Please return all lines from the records below that include the string "code".

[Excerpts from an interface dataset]
*-*-*

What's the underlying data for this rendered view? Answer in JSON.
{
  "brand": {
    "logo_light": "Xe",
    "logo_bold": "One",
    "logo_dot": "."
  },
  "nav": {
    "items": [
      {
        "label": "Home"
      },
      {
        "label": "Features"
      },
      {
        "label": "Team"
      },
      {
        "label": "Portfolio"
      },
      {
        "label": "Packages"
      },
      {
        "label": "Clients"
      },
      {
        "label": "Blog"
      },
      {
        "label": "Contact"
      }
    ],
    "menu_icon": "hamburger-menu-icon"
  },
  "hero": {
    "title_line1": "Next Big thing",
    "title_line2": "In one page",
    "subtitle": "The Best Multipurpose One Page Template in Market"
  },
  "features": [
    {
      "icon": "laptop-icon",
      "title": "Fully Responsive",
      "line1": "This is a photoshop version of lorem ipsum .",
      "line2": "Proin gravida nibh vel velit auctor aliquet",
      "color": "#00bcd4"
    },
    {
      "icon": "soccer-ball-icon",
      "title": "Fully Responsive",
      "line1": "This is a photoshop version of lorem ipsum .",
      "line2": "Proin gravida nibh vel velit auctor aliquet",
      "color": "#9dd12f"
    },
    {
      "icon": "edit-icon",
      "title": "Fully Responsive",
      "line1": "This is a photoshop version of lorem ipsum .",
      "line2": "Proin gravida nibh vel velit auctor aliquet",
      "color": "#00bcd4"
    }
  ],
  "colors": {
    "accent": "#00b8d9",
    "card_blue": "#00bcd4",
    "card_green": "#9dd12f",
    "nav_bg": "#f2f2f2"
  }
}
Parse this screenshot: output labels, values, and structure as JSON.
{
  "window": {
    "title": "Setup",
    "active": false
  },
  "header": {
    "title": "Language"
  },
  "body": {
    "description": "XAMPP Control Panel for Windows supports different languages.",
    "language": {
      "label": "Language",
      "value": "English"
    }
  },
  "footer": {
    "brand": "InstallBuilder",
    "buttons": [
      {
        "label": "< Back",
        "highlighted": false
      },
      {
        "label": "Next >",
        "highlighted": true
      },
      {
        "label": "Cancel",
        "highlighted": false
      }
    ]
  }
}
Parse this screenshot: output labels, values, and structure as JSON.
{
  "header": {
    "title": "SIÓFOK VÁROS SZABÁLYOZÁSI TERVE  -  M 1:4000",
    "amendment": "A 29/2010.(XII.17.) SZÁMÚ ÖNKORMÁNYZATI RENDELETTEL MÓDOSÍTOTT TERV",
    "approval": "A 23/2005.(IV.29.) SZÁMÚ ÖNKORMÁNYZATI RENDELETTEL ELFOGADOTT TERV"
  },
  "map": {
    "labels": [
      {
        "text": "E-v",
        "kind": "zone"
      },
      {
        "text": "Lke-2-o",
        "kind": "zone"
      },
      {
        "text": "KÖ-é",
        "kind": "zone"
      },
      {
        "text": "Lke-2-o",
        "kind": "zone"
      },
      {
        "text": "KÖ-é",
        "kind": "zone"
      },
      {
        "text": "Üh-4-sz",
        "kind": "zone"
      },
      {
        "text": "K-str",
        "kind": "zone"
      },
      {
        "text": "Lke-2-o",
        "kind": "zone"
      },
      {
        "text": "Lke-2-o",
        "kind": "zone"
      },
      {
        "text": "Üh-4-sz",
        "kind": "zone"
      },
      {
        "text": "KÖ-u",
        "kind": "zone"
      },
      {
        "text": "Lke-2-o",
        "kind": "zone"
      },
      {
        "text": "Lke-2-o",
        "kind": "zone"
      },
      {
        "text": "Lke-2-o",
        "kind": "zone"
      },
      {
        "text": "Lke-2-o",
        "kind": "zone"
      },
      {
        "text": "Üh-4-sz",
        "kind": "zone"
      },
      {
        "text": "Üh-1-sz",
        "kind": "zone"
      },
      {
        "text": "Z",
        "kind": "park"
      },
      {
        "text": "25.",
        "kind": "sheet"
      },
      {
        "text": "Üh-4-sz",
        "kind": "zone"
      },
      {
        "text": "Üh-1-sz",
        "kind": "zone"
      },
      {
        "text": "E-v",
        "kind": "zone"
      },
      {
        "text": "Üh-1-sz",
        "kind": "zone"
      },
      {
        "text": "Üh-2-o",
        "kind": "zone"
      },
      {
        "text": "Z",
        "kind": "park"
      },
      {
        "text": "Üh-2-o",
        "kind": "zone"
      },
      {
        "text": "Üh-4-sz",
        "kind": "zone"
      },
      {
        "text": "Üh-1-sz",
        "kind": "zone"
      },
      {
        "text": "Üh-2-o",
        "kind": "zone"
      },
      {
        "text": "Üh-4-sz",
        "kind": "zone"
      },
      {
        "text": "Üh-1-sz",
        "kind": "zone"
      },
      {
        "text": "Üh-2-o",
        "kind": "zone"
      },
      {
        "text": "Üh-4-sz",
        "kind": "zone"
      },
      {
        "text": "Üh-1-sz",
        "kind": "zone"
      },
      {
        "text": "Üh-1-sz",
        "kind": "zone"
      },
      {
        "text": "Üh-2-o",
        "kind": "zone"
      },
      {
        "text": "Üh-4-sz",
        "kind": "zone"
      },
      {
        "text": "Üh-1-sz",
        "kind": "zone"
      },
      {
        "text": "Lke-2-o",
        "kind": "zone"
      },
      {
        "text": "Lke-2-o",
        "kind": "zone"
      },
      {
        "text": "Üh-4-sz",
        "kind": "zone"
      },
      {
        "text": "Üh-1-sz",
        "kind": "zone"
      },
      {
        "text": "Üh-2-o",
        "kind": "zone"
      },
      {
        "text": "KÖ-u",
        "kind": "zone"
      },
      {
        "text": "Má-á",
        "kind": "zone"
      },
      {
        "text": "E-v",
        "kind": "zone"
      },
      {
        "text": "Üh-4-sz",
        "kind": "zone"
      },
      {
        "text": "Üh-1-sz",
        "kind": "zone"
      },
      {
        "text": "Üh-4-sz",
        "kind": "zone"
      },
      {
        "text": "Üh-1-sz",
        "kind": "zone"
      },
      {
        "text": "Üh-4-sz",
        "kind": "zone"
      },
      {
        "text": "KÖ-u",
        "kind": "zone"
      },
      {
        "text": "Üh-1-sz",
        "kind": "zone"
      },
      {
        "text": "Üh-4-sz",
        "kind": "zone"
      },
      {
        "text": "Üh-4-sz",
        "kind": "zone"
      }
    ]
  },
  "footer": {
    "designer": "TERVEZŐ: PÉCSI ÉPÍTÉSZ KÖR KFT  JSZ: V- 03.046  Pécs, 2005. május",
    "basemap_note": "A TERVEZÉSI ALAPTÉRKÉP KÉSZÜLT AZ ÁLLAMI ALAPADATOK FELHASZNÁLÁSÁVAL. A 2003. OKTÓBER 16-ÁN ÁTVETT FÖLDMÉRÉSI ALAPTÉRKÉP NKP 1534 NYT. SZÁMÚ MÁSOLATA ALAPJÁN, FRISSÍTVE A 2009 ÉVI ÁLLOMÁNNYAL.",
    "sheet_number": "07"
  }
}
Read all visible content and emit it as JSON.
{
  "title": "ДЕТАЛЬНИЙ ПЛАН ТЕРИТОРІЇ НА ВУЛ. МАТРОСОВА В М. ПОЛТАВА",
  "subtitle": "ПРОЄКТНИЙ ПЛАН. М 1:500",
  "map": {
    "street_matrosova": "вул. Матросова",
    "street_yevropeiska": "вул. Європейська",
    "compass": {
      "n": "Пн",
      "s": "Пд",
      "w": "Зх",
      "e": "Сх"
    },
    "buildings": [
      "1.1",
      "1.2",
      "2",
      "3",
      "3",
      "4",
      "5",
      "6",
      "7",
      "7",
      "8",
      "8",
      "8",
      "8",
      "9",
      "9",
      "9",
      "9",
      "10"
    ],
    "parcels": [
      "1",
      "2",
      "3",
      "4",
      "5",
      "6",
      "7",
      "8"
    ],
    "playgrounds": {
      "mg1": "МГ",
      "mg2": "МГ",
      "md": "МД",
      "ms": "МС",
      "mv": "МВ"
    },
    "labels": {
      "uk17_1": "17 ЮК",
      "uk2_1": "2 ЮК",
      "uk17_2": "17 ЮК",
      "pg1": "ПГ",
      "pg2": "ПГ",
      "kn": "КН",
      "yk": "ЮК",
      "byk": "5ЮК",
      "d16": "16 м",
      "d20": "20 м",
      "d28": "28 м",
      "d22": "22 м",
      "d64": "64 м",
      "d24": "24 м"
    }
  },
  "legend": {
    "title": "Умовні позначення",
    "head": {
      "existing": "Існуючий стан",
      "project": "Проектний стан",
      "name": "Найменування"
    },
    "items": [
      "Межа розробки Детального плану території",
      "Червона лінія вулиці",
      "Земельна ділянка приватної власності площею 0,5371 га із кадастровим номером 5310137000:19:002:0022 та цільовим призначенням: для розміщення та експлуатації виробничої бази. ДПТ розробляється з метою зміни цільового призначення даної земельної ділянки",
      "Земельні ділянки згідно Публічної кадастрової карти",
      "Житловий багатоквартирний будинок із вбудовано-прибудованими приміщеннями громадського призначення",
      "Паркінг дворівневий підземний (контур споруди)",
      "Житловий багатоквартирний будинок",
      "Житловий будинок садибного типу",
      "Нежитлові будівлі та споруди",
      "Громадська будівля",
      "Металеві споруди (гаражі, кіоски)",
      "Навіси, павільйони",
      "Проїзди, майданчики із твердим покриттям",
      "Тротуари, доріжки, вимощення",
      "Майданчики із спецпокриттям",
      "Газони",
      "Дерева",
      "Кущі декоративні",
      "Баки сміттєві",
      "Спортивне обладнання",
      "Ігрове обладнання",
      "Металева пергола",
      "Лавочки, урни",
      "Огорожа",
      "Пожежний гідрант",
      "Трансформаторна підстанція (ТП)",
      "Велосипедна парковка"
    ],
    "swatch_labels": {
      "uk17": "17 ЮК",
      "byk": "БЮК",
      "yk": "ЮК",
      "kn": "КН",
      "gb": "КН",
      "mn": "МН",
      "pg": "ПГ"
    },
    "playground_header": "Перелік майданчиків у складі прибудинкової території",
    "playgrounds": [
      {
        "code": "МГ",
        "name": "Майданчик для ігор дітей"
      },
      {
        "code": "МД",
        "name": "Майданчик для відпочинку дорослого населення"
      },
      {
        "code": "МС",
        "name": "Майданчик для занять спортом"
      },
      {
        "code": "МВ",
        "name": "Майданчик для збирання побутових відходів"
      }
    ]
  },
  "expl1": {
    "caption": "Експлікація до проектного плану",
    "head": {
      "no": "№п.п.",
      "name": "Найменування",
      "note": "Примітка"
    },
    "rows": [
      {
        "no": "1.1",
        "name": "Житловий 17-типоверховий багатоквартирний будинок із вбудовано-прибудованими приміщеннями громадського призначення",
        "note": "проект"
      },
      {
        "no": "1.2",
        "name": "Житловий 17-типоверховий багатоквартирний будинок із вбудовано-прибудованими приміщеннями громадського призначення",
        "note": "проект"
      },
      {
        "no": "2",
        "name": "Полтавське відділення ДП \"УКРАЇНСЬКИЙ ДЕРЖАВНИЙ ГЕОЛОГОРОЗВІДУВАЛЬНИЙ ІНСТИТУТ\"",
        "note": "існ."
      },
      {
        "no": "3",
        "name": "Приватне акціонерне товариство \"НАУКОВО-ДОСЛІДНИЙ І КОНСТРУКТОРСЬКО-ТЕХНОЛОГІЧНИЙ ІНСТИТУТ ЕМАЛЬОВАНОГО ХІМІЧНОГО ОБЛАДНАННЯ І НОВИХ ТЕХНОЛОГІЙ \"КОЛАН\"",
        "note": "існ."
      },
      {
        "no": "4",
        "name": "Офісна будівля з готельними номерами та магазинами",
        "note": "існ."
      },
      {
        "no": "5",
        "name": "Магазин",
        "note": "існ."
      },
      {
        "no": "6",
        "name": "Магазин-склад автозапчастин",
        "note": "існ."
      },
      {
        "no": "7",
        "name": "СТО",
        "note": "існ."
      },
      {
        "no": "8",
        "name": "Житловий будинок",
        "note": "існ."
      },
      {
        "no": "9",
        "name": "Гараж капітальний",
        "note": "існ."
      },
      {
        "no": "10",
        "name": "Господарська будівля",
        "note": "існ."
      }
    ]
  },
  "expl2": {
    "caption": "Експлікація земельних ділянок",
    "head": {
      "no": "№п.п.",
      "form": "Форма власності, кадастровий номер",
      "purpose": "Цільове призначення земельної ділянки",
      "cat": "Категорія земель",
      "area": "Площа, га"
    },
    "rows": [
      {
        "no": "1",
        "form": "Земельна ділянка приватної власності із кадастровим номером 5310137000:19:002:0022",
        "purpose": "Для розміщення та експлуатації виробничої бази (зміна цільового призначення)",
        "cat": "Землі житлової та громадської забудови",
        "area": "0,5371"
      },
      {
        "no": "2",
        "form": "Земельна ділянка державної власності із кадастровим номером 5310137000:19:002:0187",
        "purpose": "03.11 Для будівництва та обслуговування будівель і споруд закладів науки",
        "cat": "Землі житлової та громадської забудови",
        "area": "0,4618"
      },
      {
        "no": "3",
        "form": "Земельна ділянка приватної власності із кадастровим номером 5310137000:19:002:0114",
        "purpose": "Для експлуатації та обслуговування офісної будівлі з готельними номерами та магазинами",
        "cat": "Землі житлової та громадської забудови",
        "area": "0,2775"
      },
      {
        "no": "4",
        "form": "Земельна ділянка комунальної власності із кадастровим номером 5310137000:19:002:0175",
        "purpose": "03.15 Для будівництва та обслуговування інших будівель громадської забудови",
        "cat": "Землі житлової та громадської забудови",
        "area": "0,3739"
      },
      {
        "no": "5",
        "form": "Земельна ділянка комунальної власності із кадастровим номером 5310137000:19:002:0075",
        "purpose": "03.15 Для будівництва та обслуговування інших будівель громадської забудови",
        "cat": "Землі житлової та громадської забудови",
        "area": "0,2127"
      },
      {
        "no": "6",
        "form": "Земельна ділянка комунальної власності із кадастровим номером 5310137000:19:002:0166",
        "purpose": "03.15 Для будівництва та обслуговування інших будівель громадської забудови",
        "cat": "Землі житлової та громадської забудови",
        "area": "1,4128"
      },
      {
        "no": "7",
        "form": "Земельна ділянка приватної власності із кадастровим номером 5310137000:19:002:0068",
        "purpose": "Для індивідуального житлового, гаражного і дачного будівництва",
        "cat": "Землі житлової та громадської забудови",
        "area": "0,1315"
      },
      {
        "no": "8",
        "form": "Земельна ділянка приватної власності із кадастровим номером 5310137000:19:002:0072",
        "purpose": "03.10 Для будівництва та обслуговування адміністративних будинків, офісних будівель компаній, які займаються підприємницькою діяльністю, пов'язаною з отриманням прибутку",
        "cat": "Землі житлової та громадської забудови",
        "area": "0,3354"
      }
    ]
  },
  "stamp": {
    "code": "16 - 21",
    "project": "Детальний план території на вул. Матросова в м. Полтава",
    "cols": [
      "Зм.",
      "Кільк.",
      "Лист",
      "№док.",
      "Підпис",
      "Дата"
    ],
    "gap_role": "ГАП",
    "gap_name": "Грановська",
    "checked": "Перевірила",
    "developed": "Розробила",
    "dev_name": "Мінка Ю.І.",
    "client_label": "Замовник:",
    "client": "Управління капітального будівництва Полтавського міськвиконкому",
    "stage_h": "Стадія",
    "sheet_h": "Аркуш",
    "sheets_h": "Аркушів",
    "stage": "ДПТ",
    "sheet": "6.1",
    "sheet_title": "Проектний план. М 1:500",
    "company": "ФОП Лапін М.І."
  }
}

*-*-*

### RESPONSE BOX
        "code": "МГ",
        "code": "МД",
        "code": "МС",
        "code": "МВ",
    "code": "16 - 21",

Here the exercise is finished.